In the heat of summer in 2014, Baghdad was spooked. A third of Iraq was under the control of the self-proclaimed Islamic State, or ISIS. The extremist group thrived in the chaos of the Syrian civil war, then surged over the border into Iraq and took over the cities of Mosul and Tikrit. People worried the capital might be next.
Six months on, that’s changed. On New Year’s Eve, for instance, the usual midnight curfew was lifted and people partied in the streets and uploaded videos of themselves letting off fireworks.
Baghdadis say that change is because they feel the pushback against ISIS has begun in earnest.
“We’re always optimistic, looking for the best,” says Alia al-Taiee, at a Baghdad book market. What’s encouraged her is a mass mobilization of volunteers to fight the extremists.
ISIS is a Sunni Muslim group; most of those who volunteered to fight against them were Shiite. But Alia and her sister Khaha want people from every religion and ethnicity in Iraq to sign up: Sunnis, Christians and Yazidis.
And of course, the fight against ISIS hasn’t come just from Iraqis, or even just from their Iranian military allies. Over Iraq and Syria, since September, American warplanes have led a coalition’s efforts to cripple ISIS with bombings. Now, Americans are training Iraqi troops to fight ISIS and say they’ll do the same with the rebels they back in Syria.
Analyst Hisham al-Hashemi reckons the airstrikes have already had an impact.
“The coalition targeted some of the leadership at the organizational level,” Hashemi says. “This has been the most painful attack on ISIS.”
Hashemi says the group has lost three senior leaders and mid-level commanders. It’s more difficult for them to move around freely, and oil fields — key sources of funding — have taken a pounding. Plus, his sources tell him the number of foreigners volunteering to join them has slumped.

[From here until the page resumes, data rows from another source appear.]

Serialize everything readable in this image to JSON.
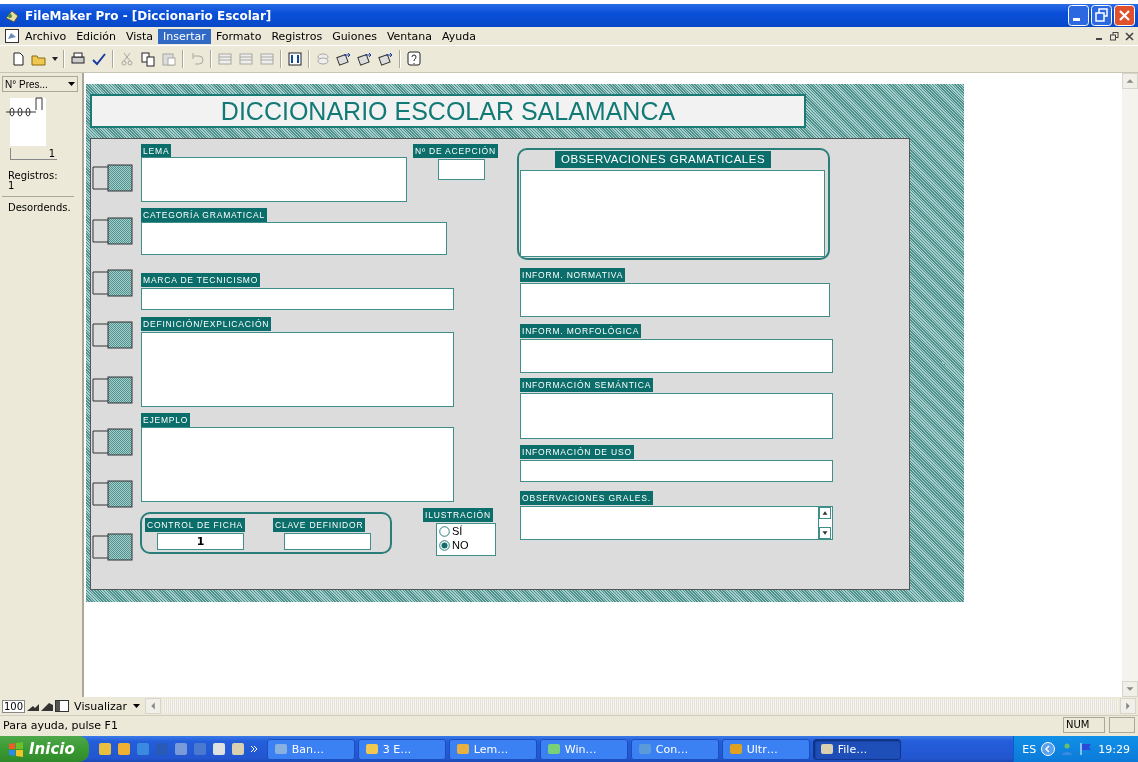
{
  "window": {
    "title": "FileMaker Pro - [Diccionario Escolar]"
  },
  "menu": [
    {
      "label": "Archivo",
      "selected": false
    },
    {
      "label": "Edición",
      "selected": false
    },
    {
      "label": "Vista",
      "selected": false
    },
    {
      "label": "Insertar",
      "selected": true
    },
    {
      "label": "Formato",
      "selected": false
    },
    {
      "label": "Registros",
      "selected": false
    },
    {
      "label": "Guiones",
      "selected": false
    },
    {
      "label": "Ventana",
      "selected": false
    },
    {
      "label": "Ayuda",
      "selected": false
    }
  ],
  "status_area": {
    "layout_menu": "N° Pres...",
    "record": "1",
    "records_label": "Registros:",
    "records_count": "1",
    "sort_state": "Desordends."
  },
  "layout": {
    "title": "DICCIONARIO ESCOLAR SALAMANCA",
    "fields": [
      {
        "label": "LEMA",
        "kind": "plain"
      },
      {
        "label": "Nº DE ACEPCIÓN",
        "kind": "plain"
      },
      {
        "label": "OBSERVACIONES GRAMATICALES",
        "kind": "framed"
      },
      {
        "label": "CATEGORÍA GRAMATICAL",
        "kind": "plain"
      },
      {
        "label": "MARCA DE TECNICISMO",
        "kind": "plain"
      },
      {
        "label": "DEFINICIÓN/EXPLICACIÓN",
        "kind": "plain"
      },
      {
        "label": "EJEMPLO",
        "kind": "plain"
      },
      {
        "label": "INFORM. NORMATIVA",
        "kind": "plain"
      },
      {
        "label": "INFORM. MORFOLÓGICA",
        "kind": "plain"
      },
      {
        "label": "INFORMACIÓN SEMÁNTICA",
        "kind": "plain"
      },
      {
        "label": "INFORMACIÓN DE USO",
        "kind": "plain"
      },
      {
        "label": "OBSERVACIONES GRALES.",
        "kind": "scrolling"
      }
    ],
    "control_group": [
      {
        "label": "CONTROL DE FICHA",
        "value": "1"
      },
      {
        "label": "CLAVE DEFINIDOR"
      }
    ],
    "illustration": {
      "label": "ILUSTRACIÓN",
      "options": [
        {
          "label": "SÍ",
          "selected": false
        },
        {
          "label": "NO",
          "selected": true
        }
      ]
    }
  },
  "zoom": "100",
  "mode_menu": "Visualizar",
  "status_bar": {
    "help": "Para ayuda, pulse F1",
    "indicator": "NUM"
  },
  "taskbar": {
    "start": "Inicio",
    "tasks": [
      {
        "label": "Ban…",
        "selected": false
      },
      {
        "label": "3 E…",
        "selected": false
      },
      {
        "label": "Lem…",
        "selected": false
      },
      {
        "label": "Win…",
        "selected": false
      },
      {
        "label": "Con…",
        "selected": false
      },
      {
        "label": "Ultr…",
        "selected": false
      },
      {
        "label": "File…",
        "selected": true
      }
    ],
    "language": "ES",
    "clock": "19:29"
  }
}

“There are 80 percent fewer Arab and foreign recruits,” he says. “ISIS lost all of this since the coalition announced the war.”
U.S. commanders say they’re debating hard with Iraqi counterparts about when to push ground troops into the ISIS-occupied areas — maybe the spring.

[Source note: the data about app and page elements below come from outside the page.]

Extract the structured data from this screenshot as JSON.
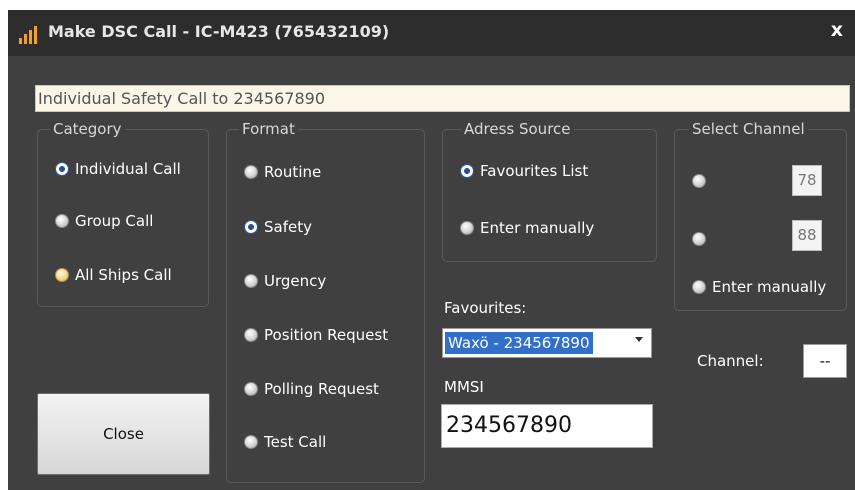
{
  "window": {
    "title": "Make DSC Call - IC-M423 (765432109)",
    "close_glyph": "x",
    "icon": "signal-bars-icon"
  },
  "summary": "Individual Safety Call to 234567890",
  "category": {
    "title": "Category",
    "options": [
      "Individual Call",
      "Group Call",
      "All Ships Call"
    ],
    "selected": "Individual Call"
  },
  "format": {
    "title": "Format",
    "options": [
      "Routine",
      "Safety",
      "Urgency",
      "Position Request",
      "Polling Request",
      "Test Call"
    ],
    "selected": "Safety"
  },
  "address_source": {
    "title": "Adress Source",
    "options": [
      "Favourites List",
      "Enter manually"
    ],
    "selected": "Favourites List"
  },
  "favourites": {
    "label": "Favourites:",
    "value": "Waxö - 234567890"
  },
  "mmsi": {
    "label": "MMSI",
    "value": "234567890"
  },
  "select_channel": {
    "title": "Select Channel",
    "channel_1": "78",
    "channel_2": "88",
    "manual_label": "Enter manually"
  },
  "channel": {
    "label": "Channel:",
    "value": "--"
  },
  "buttons": {
    "close": "Close"
  },
  "colors": {
    "window_bg": "#404040",
    "titlebar_bg": "#2d2d2d",
    "selection": "#3270c8",
    "summary_bg": "#fbf6e8"
  }
}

Maj. Gen. Dana Pittard thinks the northern Iraqi city of Mosul, the most populous ISIS-controlled city, should be taken back fast.
“We’re just getting indications of morale problems,” Pittard says. “And with the people that are in Mosul and seeing [ISIS], they say it’s not more than a thousand there now; certainly no more than 2,000.”
Pittard also says the extremists are losing local support because the people in Mosul are finding that ISIS does not govern very well. Analysts reckon the group’s cachet depends on its being able to govern. But Pittard says in Mosul, Iraqi Kurdish soldiers have cut off ISIS’ crucial supply lines so they can’t provide fuel and clean water.
“They are clearly on the defensive, except a couple [of] tactical ambushes and a couple of small tactical counterattacks,” he says, “but other than that, it’s not like what we saw in June at all.”
The extremists themselves constantly issue propaganda with ambitious plans for expansion and global attacks. As the international efforts to stop them get more organized, that’s looking more farfetched. However, Iraqi analyst Hashemi says that doesn’t mean they can’t cause harm.
“They have more than 20,000 fighters in Iraq directly engaged in warfare and more than 40,000 fighters in sleeper cells,” he says.
Under pressure, Hashemi thinks the group could go back underground, focusing on insurgent tactics like bombings. Meanwhile, in Syria, U.S.-led training of ground forces to fight ISIS is much slower, and complicated by the messy civil war there.
The group is likely to be weakened in 2015, but no one is betting on them being defeated entirely.